Lawn & Garden

Tree Eyes and Bloody Bark: Creepy Tree Features and What They Mean

There are some trees you’ll probably be glad aren’t growing in your yard.
Deirdre Mundorf Avatar
Forest in Winter From Directly Below.

We may earn revenue from the products available on this page and participate in affiliate programs. Learn More ›

Trees are magnificent beings. They provide cooling shade, can have majestic limbs that sway in the breeze, attract wildlife to our yards, and so much more. However, some trees look like something out of a horror movie. Eyes that look at you. Spikes up and down their bark. “Blood” dripping down the sides. We’ve compiled a list of some of the creepiest tree features that are certain to send shivers down your spine.

RELATED: 10 Trees That Spell Trouble for Your Yard

Tree Eyes


Have you ever looked at a tree only to notice it staring back at you? It can be quite a creepy experience. After all, trees can’t have eyes, can they? Believe it or not, they actually can and do have eyes, but they’re not for vision. Some trees develop marks on their trunk that look like eyes. They can be found where branches dropped after being terminated by the tree itself (often because the tree deemed it no longer productive due to shading the lower branches and blocking too much sunlight). When the joint where the branch used to be is sealed by gum or resin, it might resemble a creepy eye. You could even spot trees with several “eyes” if multiple branches have been terminated over the years.

RELATED: 14 of the Most Dangerous Plants in America

Ghost Trees

Humbolt albino redwood
Photo: WolfmanSF, CC BY-SA 3.0, via Wikimedia Commons

If you’ve ever visited Redwood National Park in California, then you know how towering and impressive the great redwood trees can be. But, have you ever stumbled upon a “ghost” redwood? If so, it may have sent you running, or at least given you pause trying to figure out exactly what you were looking at. As you may be able to guess from their name, ghost redwoods have creepy white needles, instead of the vibrant green needles, covering some of their branches. Despite their appearance, these trees aren’t actually ghosts. The real explanation for these albino trees is slightly less spooky: the sprouts covered with white needles don’t have chlorophyll and can’t complete photosynthesis.

RELATED: Solved! Why Are Trees Painted White?

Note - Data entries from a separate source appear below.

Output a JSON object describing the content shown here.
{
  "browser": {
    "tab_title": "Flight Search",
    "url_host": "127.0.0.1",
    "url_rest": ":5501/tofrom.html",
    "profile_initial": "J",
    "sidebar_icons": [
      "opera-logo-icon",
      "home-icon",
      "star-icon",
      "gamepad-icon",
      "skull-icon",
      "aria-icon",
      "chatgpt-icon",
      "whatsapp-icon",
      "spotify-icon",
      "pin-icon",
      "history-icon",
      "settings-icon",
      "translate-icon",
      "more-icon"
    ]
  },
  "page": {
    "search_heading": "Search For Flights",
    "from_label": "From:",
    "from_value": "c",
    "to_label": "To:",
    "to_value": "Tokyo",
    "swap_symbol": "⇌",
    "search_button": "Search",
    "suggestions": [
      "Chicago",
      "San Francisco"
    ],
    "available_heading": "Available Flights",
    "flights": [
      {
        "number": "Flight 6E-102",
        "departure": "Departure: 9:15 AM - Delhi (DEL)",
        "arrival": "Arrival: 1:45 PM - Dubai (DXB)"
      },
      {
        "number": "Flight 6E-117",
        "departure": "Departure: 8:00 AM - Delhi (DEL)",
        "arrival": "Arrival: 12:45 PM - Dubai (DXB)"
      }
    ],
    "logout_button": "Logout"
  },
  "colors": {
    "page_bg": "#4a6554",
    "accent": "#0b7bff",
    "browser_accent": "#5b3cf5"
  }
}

Bloody Trees

Closeup of bloodwood tree with trunk oozing the vivid red sap on a sunny day in Darwin, Australia

Imagine walking through the woods and coming upon not one, but several, blood-stained trees. Needless to say, you’d be creeped out and hoping you mistakenly walked onto the set of a horror movie. However, if the trees you’ve stumbled upon are muur-muurpa trees in Australia, then you don’t have anything to worry about. The “blood” that seems to be smeared over the bark is actually just the dark red sap they produce. Years ago, members of Australian Aboriginal groups used to grind the blood-red sap and use it to make an antiseptic gum for treating cuts, colds, and other ailments.

RELATED:  Pretty Plants That Stink!

Walking Trees

Socratea exorrhiza, the walking tree in a jungle in Costa Rica

The walking palm appears to have several legs. According to legend, these trees actually do “walk” across the rainforest floor to find areas where more sunlight is present. If you go on a tour through the rainforest in Central or South America, your guide might tell you that the trees—which have multiple roots instead of a single stump—periodically sprout new roots in the direction they want to go and let some of the roots on the opposite side die. However, despite all of the legends and mystery around these trees, many scientists doubt that walking palms can actually walk, but they definitely look like they’re following you!

RELATED: 7 Common Tree Diseases and How to Treat Them Before it’s Too Late

Strangled Trees

Strangler fig on a old tree in a public park in the center of Sri Lanka. The fig will slowly over the years kill its host.

Humans aren’t the only ones that can threaten trees. Sometimes other plants can put them in serious danger, too. The strangler fig, found in tropical and subtropical climates ranging from Australia to Florida in the United States, starts out as a small seed that grows on high branches of other trees. However, over time, these small seeds grow, eventually shooting roots down the trunk of the tree it’s growing on. The roots wrap themselves tightly around the tree and anchor themselves securely in the soil. Once they’ve hit the ground, the roots grow stronger and thicker, effectively strangling the original tree and depriving it of water and nutrients. It’s no wonder that the Spanish word for strangler figs is matapalo, which translates to tree-killer.

RELATED: Beware of These 14 Pests That Only Come Out at Night

Spike-Covered Trees

Young red thorn and colorful autumnal foliage on branch of honey locust in October

The bark of a honey locust tree is covered with huge spikes, giving it a very creepy appearance. These thorns—which can be up to 8 inches long—have sharp tips and are clustered together, almost as if there are clumps of barbed wire all over the tree. Honey locust trees can be found in the eastern and central portions of the United States. If you notice one of these trees, keep your eyes peeled when walking by it to make sure you don’t step on a sharp thorn that has dropped from its bark.